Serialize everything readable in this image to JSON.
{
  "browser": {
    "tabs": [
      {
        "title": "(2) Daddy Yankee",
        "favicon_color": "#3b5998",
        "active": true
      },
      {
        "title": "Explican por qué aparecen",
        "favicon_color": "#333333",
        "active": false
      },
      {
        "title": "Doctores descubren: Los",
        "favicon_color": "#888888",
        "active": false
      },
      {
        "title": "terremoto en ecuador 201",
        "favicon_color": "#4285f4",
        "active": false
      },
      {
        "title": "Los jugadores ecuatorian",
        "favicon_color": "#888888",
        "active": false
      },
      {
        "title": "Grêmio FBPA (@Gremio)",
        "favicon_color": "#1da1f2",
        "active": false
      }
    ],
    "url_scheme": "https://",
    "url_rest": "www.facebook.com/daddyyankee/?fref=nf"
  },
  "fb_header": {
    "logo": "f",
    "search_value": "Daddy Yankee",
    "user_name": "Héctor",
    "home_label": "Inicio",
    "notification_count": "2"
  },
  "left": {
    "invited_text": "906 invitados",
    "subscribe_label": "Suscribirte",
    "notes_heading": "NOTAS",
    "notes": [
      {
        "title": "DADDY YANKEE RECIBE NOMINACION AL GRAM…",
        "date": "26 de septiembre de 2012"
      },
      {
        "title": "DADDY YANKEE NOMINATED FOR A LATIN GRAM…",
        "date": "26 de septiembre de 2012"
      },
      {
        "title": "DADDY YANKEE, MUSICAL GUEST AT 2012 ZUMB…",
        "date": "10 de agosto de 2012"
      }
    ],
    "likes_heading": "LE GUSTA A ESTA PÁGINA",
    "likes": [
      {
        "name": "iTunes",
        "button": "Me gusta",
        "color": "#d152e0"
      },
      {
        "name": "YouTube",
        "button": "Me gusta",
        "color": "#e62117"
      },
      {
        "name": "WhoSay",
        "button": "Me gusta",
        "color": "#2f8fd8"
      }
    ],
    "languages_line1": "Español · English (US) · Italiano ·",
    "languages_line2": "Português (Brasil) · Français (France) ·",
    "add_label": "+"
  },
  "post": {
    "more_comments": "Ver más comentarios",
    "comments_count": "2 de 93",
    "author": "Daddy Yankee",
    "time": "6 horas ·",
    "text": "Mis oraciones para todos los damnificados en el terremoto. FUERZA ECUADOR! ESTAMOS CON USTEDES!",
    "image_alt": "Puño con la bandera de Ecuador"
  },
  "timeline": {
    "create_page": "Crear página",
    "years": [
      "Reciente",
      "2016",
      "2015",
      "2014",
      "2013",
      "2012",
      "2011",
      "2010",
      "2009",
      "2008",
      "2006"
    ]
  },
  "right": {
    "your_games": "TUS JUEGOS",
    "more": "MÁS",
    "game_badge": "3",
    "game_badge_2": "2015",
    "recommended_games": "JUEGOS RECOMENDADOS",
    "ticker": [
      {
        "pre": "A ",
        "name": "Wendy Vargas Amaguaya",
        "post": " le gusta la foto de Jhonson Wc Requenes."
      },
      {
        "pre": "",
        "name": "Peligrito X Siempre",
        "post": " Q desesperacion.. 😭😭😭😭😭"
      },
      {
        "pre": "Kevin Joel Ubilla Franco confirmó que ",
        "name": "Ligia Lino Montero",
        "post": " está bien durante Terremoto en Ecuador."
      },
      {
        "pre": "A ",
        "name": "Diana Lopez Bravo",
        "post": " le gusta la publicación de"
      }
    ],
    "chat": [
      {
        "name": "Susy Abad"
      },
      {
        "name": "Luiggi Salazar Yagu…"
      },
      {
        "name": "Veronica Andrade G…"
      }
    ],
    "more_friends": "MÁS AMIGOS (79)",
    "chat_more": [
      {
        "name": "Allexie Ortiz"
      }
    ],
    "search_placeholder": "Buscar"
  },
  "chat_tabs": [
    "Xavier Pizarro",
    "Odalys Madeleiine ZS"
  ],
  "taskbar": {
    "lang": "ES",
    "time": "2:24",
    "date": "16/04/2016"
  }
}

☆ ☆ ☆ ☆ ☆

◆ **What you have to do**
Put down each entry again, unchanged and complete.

◆ **Answer below**
Serialize everything readable in this image to JSON.
{
  "browser": {
    "tabs": [
      {
        "title": "(2) Daddy Yankee",
        "favicon_color": "#3b5998",
        "active": true
      },
      {
        "title": "Explican por qué aparecen",
        "favicon_color": "#333333",
        "active": false
      },
      {
        "title": "Doctores descubren: Los",
        "favicon_color": "#888888",
        "active": false
      },
      {
        "title": "terremoto en ecuador 201",
        "favicon_color": "#4285f4",
        "active": false
      },
      {
        "title": "Los jugadores ecuatorian",
        "favicon_color": "#888888",
        "active": false
      },
      {
        "title": "Grêmio FBPA (@Gremio)",
        "favicon_color": "#1da1f2",
        "active": false
      }
    ],
    "url_scheme": "https://",
    "url_rest": "www.facebook.com/daddyyankee/?fref=nf"
  },
  "fb_header": {
    "logo": "f",
    "search_value": "Daddy Yankee",
    "user_name": "Héctor",
    "home_label": "Inicio",
    "notification_count": "2"
  },
  "left": {
    "invited_text": "906 invitados",
    "subscribe_label": "Suscribirte",
    "notes_heading": "NOTAS",
    "notes": [
      {
        "title": "DADDY YANKEE RECIBE NOMINACION AL GRAM…",
        "date": "26 de septiembre de 2012"
      },
      {
        "title": "DADDY YANKEE NOMINATED FOR A LATIN GRAM…",
        "date": "26 de septiembre de 2012"
      },
      {
        "title": "DADDY YANKEE, MUSICAL GUEST AT 2012 ZUMB…",
        "date": "10 de agosto de 2012"
      }
    ],
    "likes_heading": "LE GUSTA A ESTA PÁGINA",
    "likes": [
      {
        "name": "iTunes",
        "button": "Me gusta",
        "color": "#d152e0"
      },
      {
        "name": "YouTube",
        "button": "Me gusta",
        "color": "#e62117"
      },
      {
        "name": "WhoSay",
        "button": "Me gusta",
        "color": "#2f8fd8"
      }
    ],
    "languages_line1": "Español · English (US) · Italiano ·",
    "languages_line2": "Português (Brasil) · Français (France) ·",
    "add_label": "+"
  },
  "post": {
    "more_comments": "Ver más comentarios",
    "comments_count": "2 de 93",
    "author": "Daddy Yankee",
    "time": "6 horas ·",
    "text": "Mis oraciones para todos los damnificados en el terremoto. FUERZA ECUADOR! ESTAMOS CON USTEDES!",
    "image_alt": "Puño con la bandera de Ecuador"
  },
  "timeline": {
    "create_page": "Crear página",
    "years": [
      "Reciente",
      "2016",
      "2015",
      "2014",
      "2013",
      "2012",
      "2011",
      "2010",
      "2009",
      "2008",
      "2006"
    ]
  },
  "right": {
    "your_games": "TUS JUEGOS",
    "more": "MÁS",
    "game_badge": "3",
    "game_badge_2": "2015",
    "recommended_games": "JUEGOS RECOMENDADOS",
    "ticker": [
      {
        "pre": "A ",
        "name": "Wendy Vargas Amaguaya",
        "post": " le gusta la foto de Jhonson Wc Requenes."
      },
      {
        "pre": "",
        "name": "Peligrito X Siempre",
        "post": " Q desesperacion.. 😭😭😭😭😭"
      },
      {
        "pre": "Kevin Joel Ubilla Franco confirmó que ",
        "name": "Ligia Lino Montero",
        "post": " está bien durante Terremoto en Ecuador."
      },
      {
        "pre": "A ",
        "name": "Diana Lopez Bravo",
        "post": " le gusta la publicación de"
      }
    ],
    "chat": [
      {
        "name": "Susy Abad"
      },
      {
        "name": "Luiggi Salazar Yagu…"
      },
      {
        "name": "Veronica Andrade G…"
      }
    ],
    "more_friends": "MÁS AMIGOS (79)",
    "chat_more": [
      {
        "name": "Allexie Ortiz"
      }
    ],
    "search_placeholder": "Buscar"
  },
  "chat_tabs": [
    "Xavier Pizarro",
    "Odalys Madeleiine ZS"
  ],
  "taskbar": {
    "lang": "ES",
    "time": "2:24",
    "date": "16/04/2016"
  }
}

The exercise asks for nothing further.